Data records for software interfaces
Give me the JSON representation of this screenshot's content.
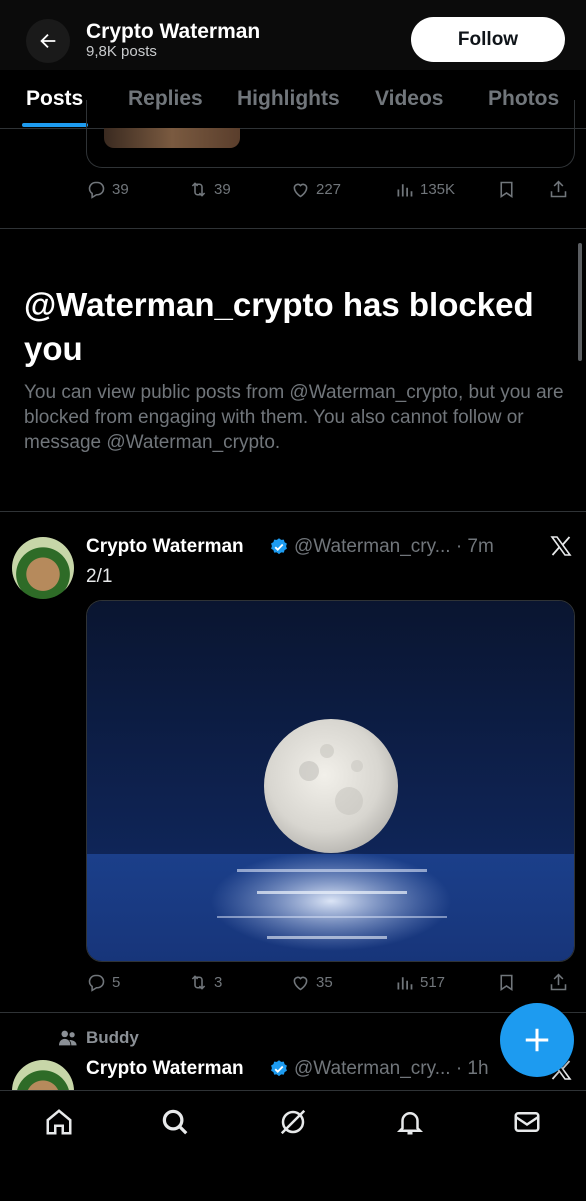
{
  "header": {
    "title": "Crypto Waterman",
    "post_count": "9,8K posts",
    "follow_label": "Follow"
  },
  "tabs": [
    {
      "label": "Posts",
      "active": true
    },
    {
      "label": "Replies",
      "active": false
    },
    {
      "label": "Highlights",
      "active": false
    },
    {
      "label": "Videos",
      "active": false
    },
    {
      "label": "Photos",
      "active": false
    }
  ],
  "prev_post": {
    "replies": "39",
    "reposts": "39",
    "likes": "227",
    "views": "135K"
  },
  "blocked": {
    "title": "@Waterman_crypto has blocked you",
    "body": "You can view public posts from @Waterman_crypto, but you are blocked from engaging with them. You also cannot follow or message @Waterman_crypto."
  },
  "post1": {
    "name": "Crypto Waterman",
    "handle_time": "@Waterman_cry... · 7m",
    "text": "2/1",
    "replies": "5",
    "reposts": "3",
    "likes": "35",
    "views": "517"
  },
  "post2": {
    "context": "Buddy",
    "name": "Crypto Waterman",
    "handle_time": "@Waterman_cry... · 1h"
  },
  "colors": {
    "accent": "#1d9bf0",
    "background": "#000000",
    "muted": "#71767b"
  },
  "nav": {
    "items": [
      "home-icon",
      "search-icon",
      "grok-icon",
      "notifications-icon",
      "messages-icon"
    ]
  }
}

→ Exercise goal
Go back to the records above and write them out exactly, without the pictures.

→ Exercise response
Give me the JSON representation of this screenshot's content.
{
  "header": {
    "title": "Crypto Waterman",
    "post_count": "9,8K posts",
    "follow_label": "Follow"
  },
  "tabs": [
    {
      "label": "Posts",
      "active": true
    },
    {
      "label": "Replies",
      "active": false
    },
    {
      "label": "Highlights",
      "active": false
    },
    {
      "label": "Videos",
      "active": false
    },
    {
      "label": "Photos",
      "active": false
    }
  ],
  "prev_post": {
    "replies": "39",
    "reposts": "39",
    "likes": "227",
    "views": "135K"
  },
  "blocked": {
    "title": "@Waterman_crypto has blocked you",
    "body": "You can view public posts from @Waterman_crypto, but you are blocked from engaging with them. You also cannot follow or message @Waterman_crypto."
  },
  "post1": {
    "name": "Crypto Waterman",
    "handle_time": "@Waterman_cry... · 7m",
    "text": "2/1",
    "replies": "5",
    "reposts": "3",
    "likes": "35",
    "views": "517"
  },
  "post2": {
    "context": "Buddy",
    "name": "Crypto Waterman",
    "handle_time": "@Waterman_cry... · 1h"
  },
  "colors": {
    "accent": "#1d9bf0",
    "background": "#000000",
    "muted": "#71767b"
  },
  "nav": {
    "items": [
      "home-icon",
      "search-icon",
      "grok-icon",
      "notifications-icon",
      "messages-icon"
    ]
  }
}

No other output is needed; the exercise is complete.